We have all this social media and a lot of young people are seeking likes more than maybe getting love from their close ones. Maybe it’s more important for them to have this outer life where you do selfies, and post them and say how beautiful they are. I am trying to make some kind of similarity to Emma’s [experience]. It’s not direct but it’s definitely part of the project. The film also deals with what is shallow and what is real. What is love and what is recognition. With social media, you can get a little confused about what is actually love and what is recognition from someone who actually doesn’t care about you.
Did you have previous experience in the fashion industry? What inspired The Model?
I always had friends that knew models. I always thought that it was an interesting industry. Then I started to do the film, and I started to do more research. I went to Paris and followed a girl there. I went around and saw her castings and doing shows. I followed a photographer. When we cast the movie, I also had this idea that I wanted a real fashion model in the main part. I didn’t want an actor who didn’t know how to pose or make these images. So we cast only fashion models in the main parts, young Danish fashion models. I met, I think 70 girls. I met girls that came from lots of different backgrounds and places in Denmark. I talked to these girls in the casting process and it was a big help.
When we began shooting, I wanted the Paris scene to be part of the movie, so we also cast real bookers from Paris. We made this collaboration with L’Officiel, the French magazine, that kind of went in and styled the shoot. We had their stylists on-set, being themselves, in the movie. I wanted it to be real.
I also did that in Teddy Bear. I used amateurs, real people in small roles. That is the way I work. To get actors, but also non-actors who are in the environment, who are working in the industry. Maria Palm, I had her on-set every day. She was like an expert in the life of a fashion model, so I had my expert with me in the main character.
I think it’s very much about if he can deliver her dream that he could actually make it happen for her. I think in general, we tend to fall in love with the people that can make where we want to go in life [happen]. She quickly learns the power of status in the business. She’s also a little bit controlled by him, by his power. But then she learns to fight back and that also provokes him in some ways. He’s also seeking that reaction in her.
I think, in general, we fall in love with this strange person who’s perfect for us. Most people fall in love with the right person that connects them with the life they want to live. That’s something you have with you before meeting this person.
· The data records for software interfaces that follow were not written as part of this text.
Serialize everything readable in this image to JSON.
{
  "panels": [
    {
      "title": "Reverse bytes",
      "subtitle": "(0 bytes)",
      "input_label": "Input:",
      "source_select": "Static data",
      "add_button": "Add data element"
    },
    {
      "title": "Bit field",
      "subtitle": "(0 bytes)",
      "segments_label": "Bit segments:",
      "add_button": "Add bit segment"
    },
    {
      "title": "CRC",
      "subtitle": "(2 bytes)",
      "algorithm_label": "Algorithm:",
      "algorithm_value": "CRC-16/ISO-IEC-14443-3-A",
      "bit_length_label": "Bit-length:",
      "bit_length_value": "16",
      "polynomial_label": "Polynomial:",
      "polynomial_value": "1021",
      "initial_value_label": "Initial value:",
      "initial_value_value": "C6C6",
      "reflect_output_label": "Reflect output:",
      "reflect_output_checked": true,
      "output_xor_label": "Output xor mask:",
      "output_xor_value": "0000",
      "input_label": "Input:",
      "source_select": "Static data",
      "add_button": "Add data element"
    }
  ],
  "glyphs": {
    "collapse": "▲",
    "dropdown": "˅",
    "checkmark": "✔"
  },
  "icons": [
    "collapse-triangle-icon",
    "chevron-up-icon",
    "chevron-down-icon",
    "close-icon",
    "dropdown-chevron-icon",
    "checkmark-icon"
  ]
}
Going back to the idea of darkness in your films, there’s also a great deal of hopefulness. Despite Emma’s horrible choices, there is a sense that as long as a person participates in life, takes chances, even if she makes poor choices, anything is still possible. Was that your intention?
Even though Emma goes on a totally wrong path, I didn’t want to condemn her travels. I didn’t want to say it was wrong for her to [have these experiences] ‘cause I think if you follow your dreams, it’s very important to your life. I think of the ending as a happy ending, but she pays too big a price.
I do believe you should follow your dreams. You just can’t let others control how you get there. Her idea of wanting this is not a bad thing. Her way of doing it turns out wrong for her.
Follow your dreams, but be ready to get some bumps along the way. A young girl meeting adult life is a hard travel. You will get your kicks and bruises, but you should not be too scared of that. You need those bruises—of course, not in the way Emma gets them. But still, you need to keep on fighting. The adult life is not what you think it is when you’re a young girl, or boy. You’re gonna be surprised and bruised along the way.